By Zach Proux, College of Charleston
August 30, 2018
When I was little, my dad and brother used to call me “Rocket Man,” a nickname I hated with a passion. If you’re familiar with the 1997 film starring Harland Williams, you may remember the scene in which “Rocket Man” sneezes particularly aggressively into his helmet while in space...it was for this scene and my unfortunately aggressive sneezes that I earned this nickname. I focused on the negative aspects of the nickname when I should have focused on the positive. Rocket Man was an explorer. A clumsy explorer, but an explorer nonetheless. Sitting here today, I think that nickname was more appropriate than even my dad or brother realized.
As the DEEP SEARCH expedition aboard the R/V Atlantis winds down, I’ve been asked to write about my first experience diving in the human occupied vehicle Alvin. Only 24 hours after the fact, I’m surprised to say I don’t know where to begin. Those who know me know me know I’m not often left speechless...but there’s a strange haze that comes after ascending from 1,600 meters deep in a submarine canyon. Going from dense fields of bioluminescent zooplankton within arm's reach to processing samples until 6 in the morning leaves you a little discombobulated.
On bottom in Pamlico Canyon, we saw an incredible diversity of fish – mostly with dark grey coloration; sea stars with their mouths facing upwards and their arms splayed out in the water column like a wildflower’s petals; and a pycnogonid, more commonly known as a sea spider, nearly 20 centimeters across. Of more interest to our scientific goals, there were the hundreds of ~100-120-centimeter coral colonies living on 100-meter sheer walls; differential erosion over millennia had created massive bookshelf-like walls and ledges. Manganese iron oxide provided a sort of banded black lacquer, like the stripes on a prison jumpsuit. In total, with Alvin pilot Jefferson Grau flying and lead scientist Jason Chaytor directing, we climbed 550 vertical meters in this strange undersea world, saw some amazing things, and collected some valuable data.

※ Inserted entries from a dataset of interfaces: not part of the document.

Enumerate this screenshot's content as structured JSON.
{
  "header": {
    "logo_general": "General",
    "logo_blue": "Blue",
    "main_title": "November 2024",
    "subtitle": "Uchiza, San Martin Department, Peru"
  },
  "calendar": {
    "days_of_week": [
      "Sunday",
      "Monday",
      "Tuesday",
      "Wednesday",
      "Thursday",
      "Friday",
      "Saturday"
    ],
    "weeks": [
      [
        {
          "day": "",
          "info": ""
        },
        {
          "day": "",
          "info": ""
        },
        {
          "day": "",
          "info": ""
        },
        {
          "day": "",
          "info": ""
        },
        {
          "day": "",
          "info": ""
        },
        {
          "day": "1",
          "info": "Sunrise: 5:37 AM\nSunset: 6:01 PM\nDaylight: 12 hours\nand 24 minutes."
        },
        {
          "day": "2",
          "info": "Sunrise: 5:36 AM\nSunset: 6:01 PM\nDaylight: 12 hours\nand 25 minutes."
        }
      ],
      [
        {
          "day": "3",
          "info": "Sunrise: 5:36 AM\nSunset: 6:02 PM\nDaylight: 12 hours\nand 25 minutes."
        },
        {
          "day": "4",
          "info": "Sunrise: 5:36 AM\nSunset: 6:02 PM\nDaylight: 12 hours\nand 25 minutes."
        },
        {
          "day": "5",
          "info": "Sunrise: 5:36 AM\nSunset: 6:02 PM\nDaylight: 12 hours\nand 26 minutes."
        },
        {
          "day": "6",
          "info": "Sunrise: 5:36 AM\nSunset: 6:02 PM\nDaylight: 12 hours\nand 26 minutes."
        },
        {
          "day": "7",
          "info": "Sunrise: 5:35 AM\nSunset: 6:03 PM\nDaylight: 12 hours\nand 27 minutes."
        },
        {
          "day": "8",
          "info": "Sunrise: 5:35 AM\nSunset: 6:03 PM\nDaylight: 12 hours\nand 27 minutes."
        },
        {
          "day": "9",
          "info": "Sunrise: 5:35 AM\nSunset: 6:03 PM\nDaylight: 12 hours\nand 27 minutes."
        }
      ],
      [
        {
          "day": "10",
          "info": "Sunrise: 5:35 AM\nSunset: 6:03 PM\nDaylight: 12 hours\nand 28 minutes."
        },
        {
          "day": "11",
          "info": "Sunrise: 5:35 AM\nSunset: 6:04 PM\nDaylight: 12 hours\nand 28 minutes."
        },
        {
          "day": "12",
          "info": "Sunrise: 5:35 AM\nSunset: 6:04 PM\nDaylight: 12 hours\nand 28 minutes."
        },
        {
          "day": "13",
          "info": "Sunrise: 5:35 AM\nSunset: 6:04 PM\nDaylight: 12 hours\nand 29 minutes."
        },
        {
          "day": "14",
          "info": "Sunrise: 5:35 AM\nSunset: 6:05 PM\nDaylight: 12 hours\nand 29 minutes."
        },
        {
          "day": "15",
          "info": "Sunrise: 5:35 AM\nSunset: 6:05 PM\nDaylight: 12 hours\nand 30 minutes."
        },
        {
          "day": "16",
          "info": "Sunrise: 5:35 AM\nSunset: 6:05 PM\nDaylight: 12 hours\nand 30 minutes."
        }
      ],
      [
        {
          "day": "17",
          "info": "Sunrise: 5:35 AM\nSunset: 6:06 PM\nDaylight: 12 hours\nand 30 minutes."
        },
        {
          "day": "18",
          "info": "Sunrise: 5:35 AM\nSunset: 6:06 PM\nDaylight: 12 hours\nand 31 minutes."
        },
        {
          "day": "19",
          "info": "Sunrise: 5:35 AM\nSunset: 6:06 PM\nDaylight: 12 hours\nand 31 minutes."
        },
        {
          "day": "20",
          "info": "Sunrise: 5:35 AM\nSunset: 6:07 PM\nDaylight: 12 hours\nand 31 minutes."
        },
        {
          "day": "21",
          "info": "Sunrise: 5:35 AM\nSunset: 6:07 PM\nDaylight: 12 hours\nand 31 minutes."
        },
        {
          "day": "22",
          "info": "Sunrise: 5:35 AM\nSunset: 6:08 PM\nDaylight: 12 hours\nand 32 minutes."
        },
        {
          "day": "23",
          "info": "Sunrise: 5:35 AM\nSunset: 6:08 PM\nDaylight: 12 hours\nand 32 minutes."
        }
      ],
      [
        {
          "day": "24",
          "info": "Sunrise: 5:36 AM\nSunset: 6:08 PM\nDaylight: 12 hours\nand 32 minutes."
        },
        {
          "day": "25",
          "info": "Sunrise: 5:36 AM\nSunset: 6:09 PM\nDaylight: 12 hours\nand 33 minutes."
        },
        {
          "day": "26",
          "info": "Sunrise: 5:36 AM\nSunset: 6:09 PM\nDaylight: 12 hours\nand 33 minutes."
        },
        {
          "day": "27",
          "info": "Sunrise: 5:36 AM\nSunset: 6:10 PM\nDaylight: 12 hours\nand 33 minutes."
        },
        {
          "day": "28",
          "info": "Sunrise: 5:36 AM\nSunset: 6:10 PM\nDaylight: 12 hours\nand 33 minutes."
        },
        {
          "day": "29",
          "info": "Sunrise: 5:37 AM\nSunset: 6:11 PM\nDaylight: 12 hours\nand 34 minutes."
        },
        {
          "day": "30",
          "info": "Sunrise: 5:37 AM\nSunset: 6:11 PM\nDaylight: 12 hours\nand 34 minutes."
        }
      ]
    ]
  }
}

As a spatial ecology research assistant in NOAA’s Deep Coral Ecology Lab (DCEL), my daily life includes a lot of computer work. I live and work in Charleston, South Carolina, under the direction of my primary adviser at College of Charleston, Dr. Leslie Sautter, and the man that gave me this opportunity – Dr. Peter Etnoyer. Dr. Etnoyer leads NOAA’s Southeast Deep Coral Initiative (SEDCI), a four-year multidisciplinary effort (2016-2019) designed to support regional management efforts through science and exploration of the deep-sea. SEDCI is sponsored by NOAA’s Deep Sea Coral Research and Technology Program (DSCRTP), whose mission it is to identify and catalog occurrences of deep-sea coral all over the world. There’s a really cool interactive map that shows all the published records of deep-sea coral right now.
The points on that map are generated from deep-sea dives just like the one I did yesterday. In the coming months, I will annotate the still images from DSV Alvin’s dives for presence or absence of coral and what type of substrate there is. These data inform mathematical models that allow us to predict which areas of the seafloor are most likely to have deep-sea coral. I won’t get into the weeds on that stuff, but this is the larger context of my presence on this expedition – so you don’t think scientists are just out here joy-riding in a submarine. Although, there was plenty of joy involved.